Sergey Brin is promising Google's self-driving cars will be available for everyone within five years, and says that his company's current fleet of vehicles has managed to drive 50,000 miles without humans having to take the wheel.
Google has over 300,000 miles of automated-driving testing under its belt already, he said, and the company will begin rolling out cars for its staff as soon as possible. He promised, despite unhappy faces from his engineers, that it would take fewer years than he had fingers on his right hand before they were available to everyone – although the price wasn't mentioned.
Automated driving systems are essential for the future, he said, since they will be safer and more economical than the current system. Over 40,000 people are killed in road accidents in the US and many more injured, and automating vehicles should cut this number significantly, as well as opening up transport to people that can't currently drive.
"This has the power to change lives," Brin said. "Too many people are underserved by the current transport system. They are blind, or too young to drive, or too old, or intoxicated."
Manual operation of cars is highly inefficient, he pointed out. Automated cars could make more efficient use of the road and eliminate the need for large car parks that "scar the landscape" by parking themselves into tighter areas than humans could manage and operating independently in car-sharing schemes.
Brin has trouble with balance on Project Glass specs
Brin made his prediction at Google headquarters, where California's governor Jerry Brown signed off on new legislation that will allow automated cars to operate on the state's roads without a driver by 2015, once certification has been granted that they are safe.
The bill, SB-1298 Vehicles: autonomous vehicles: safety and performance requirements, was authored by California state senator Alex Padilla and passed the state legislature with little opposition. Governor Brown said that the new law was needed to kickstart new technologies in the way that California has since its inception.
Now lose the driver

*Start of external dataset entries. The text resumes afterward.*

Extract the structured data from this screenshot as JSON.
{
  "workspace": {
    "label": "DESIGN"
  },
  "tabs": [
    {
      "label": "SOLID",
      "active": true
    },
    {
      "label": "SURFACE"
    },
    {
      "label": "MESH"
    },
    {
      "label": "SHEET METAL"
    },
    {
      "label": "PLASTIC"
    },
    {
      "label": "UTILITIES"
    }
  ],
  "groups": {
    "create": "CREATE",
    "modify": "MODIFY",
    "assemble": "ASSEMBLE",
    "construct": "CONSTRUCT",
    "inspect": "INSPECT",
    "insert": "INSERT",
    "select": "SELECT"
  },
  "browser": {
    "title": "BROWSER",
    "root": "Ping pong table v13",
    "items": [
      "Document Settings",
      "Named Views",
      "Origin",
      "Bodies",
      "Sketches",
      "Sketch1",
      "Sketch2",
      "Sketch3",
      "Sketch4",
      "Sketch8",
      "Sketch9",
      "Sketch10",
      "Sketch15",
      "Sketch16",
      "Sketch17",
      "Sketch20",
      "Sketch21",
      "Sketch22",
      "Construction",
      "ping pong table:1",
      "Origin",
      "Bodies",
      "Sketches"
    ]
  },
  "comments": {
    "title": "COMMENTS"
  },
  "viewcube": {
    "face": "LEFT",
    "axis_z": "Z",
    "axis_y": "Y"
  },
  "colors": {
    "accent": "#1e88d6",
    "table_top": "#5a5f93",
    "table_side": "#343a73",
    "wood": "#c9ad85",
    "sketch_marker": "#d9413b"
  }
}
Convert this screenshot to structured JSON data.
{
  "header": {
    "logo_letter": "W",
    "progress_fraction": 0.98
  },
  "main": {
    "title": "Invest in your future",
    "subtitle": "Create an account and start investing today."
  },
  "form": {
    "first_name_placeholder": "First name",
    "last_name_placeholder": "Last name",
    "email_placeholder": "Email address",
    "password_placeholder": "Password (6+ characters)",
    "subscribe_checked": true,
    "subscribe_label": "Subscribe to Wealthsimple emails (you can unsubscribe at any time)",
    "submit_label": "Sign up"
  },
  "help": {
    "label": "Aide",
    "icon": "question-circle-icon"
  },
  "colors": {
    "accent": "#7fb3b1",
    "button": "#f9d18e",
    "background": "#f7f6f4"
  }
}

"You can't make new technologies if you rely on the operating on instructions from the past," Brin said. "Today we're looking at science fiction becoming tomorrow's reality." ®